* [Problem statement]: Look for the word "icon" in the entries below, then copy every line that has it.

* [Stored items from a collection]:
◇ ◇ ◇ ◇ ◇ ◇ ◇

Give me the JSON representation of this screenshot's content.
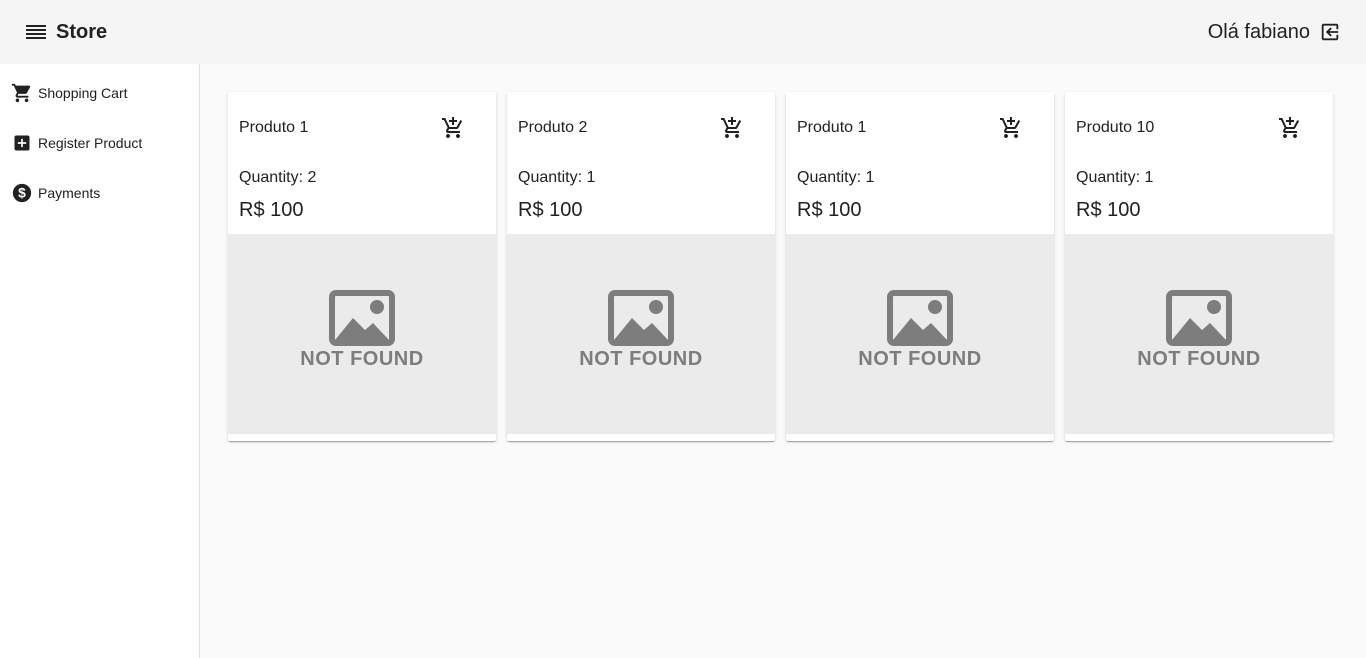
{
  "header": {
    "title": "Store",
    "greeting": "Olá fabiano",
    "menu_icon": "menu-icon",
    "logout_icon": "logout-icon"
  },
  "sidebar": {
    "items": [
      {
        "label": "Shopping Cart",
        "icon": "shopping-cart-icon"
      },
      {
        "label": "Register Product",
        "icon": "add-box-icon"
      },
      {
        "label": "Payments",
        "icon": "dollar-icon"
      }
    ]
  },
  "products": [
    {
      "name": "Produto 1",
      "quantity": "Quantity: 2",
      "price": "R$ 100",
      "image_text": "NOT FOUND"
    },
    {
      "name": "Produto 2",
      "quantity": "Quantity: 1",
      "price": "R$ 100",
      "image_text": "NOT FOUND"
    },
    {
      "name": "Produto 1",
      "quantity": "Quantity: 1",
      "price": "R$ 100",
      "image_text": "NOT FOUND"
    },
    {
      "name": "Produto 10",
      "quantity": "Quantity: 1",
      "price": "R$ 100",
      "image_text": "NOT FOUND"
    }
  ],
  "colors": {
    "toolbar_bg": "#f5f5f5",
    "content_bg": "#fafafa",
    "image_placeholder_bg": "#ebebeb",
    "not_found_text": "#7d7d7d"
  }
}
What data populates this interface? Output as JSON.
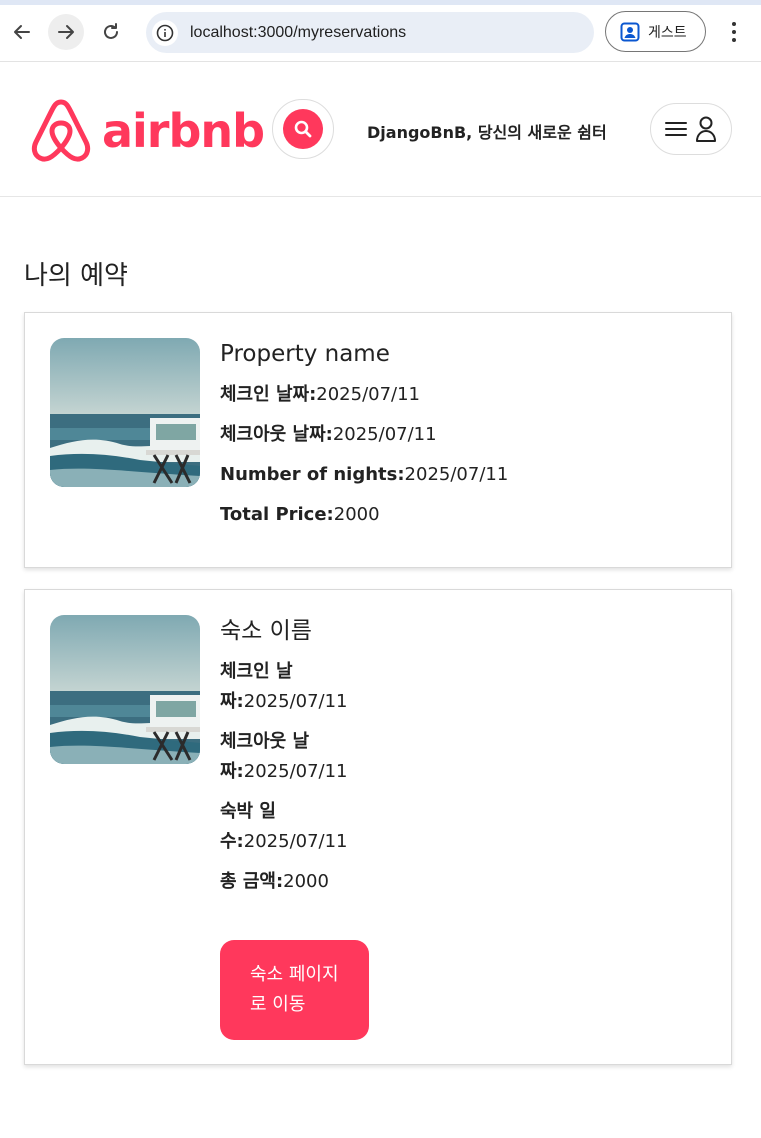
{
  "browser": {
    "url": "localhost:3000/myreservations",
    "profile_label": "게스트"
  },
  "header": {
    "logo_text": "airbnb",
    "tagline": "DjangoBnB, 당신의 새로운 쉼터"
  },
  "page": {
    "title": "나의 예약"
  },
  "reservations": [
    {
      "property_name": "Property name",
      "checkin_label": "체크인 날짜:",
      "checkin_value": "2025/07/11",
      "checkout_label": "체크아웃 날짜:",
      "checkout_value": "2025/07/11",
      "nights_label": "Number of nights:",
      "nights_value": "2025/07/11",
      "total_label": "Total Price:",
      "total_value": "2000"
    },
    {
      "property_name": "숙소 이름",
      "checkin_label": "체크인 날짜:",
      "checkin_value": "2025/07/11",
      "checkout_label": "체크아웃 날짜:",
      "checkout_value": "2025/07/11",
      "nights_label": "숙박 일수:",
      "nights_value": "2025/07/11",
      "total_label": "총 금액:",
      "total_value": "2000",
      "button_label": "숙소 페이지로 이동"
    }
  ],
  "colors": {
    "brand": "#ff385c",
    "omnibox": "#e9eef6"
  }
}
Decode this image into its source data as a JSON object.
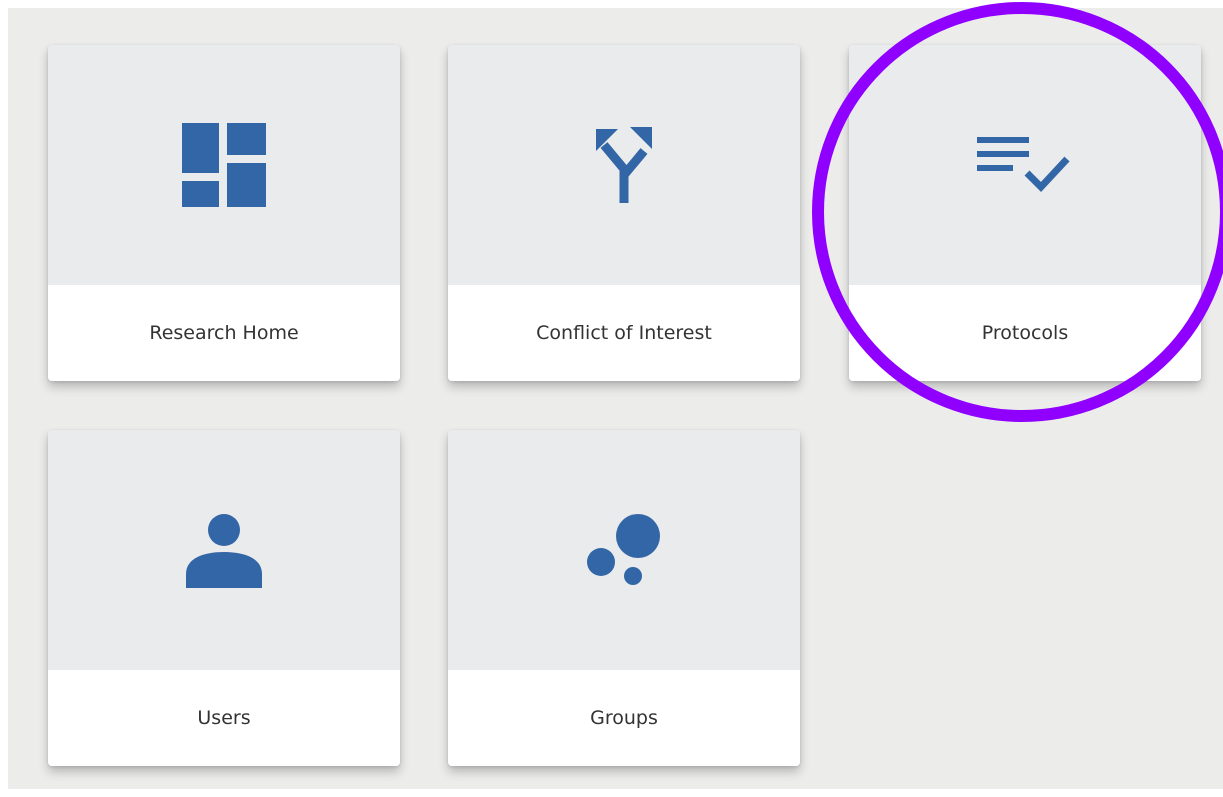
{
  "colors": {
    "icon": "#3366a6",
    "canvas_background": "#ececeb",
    "tile_top": "#eaebed",
    "tile_bottom": "#ffffff",
    "label": "#333333",
    "highlight": "#8f00ff"
  },
  "tiles": [
    {
      "label": "Research Home",
      "icon": "dashboard-icon"
    },
    {
      "label": "Conflict of Interest",
      "icon": "fork-arrows-icon"
    },
    {
      "label": "Protocols",
      "icon": "list-check-icon"
    },
    {
      "label": "Users",
      "icon": "person-icon"
    },
    {
      "label": "Groups",
      "icon": "bubbles-icon"
    }
  ],
  "highlight": {
    "target": "Protocols",
    "shape": "circle"
  }
}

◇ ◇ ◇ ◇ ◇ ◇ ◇

* [Task answer]:
    "menu_icon": "menu-icon",
    "logout_icon": "logout-icon"
        "icon": "shopping-cart-icon"
        "icon": "add-box-icon"
        "icon": "dollar-icon"
    "icon": "#3366a6",
      "icon": "dashboard-icon"
      "icon": "fork-arrows-icon"
      "icon": "list-check-icon"
      "icon": "person-icon"
      "icon": "bubbles-icon"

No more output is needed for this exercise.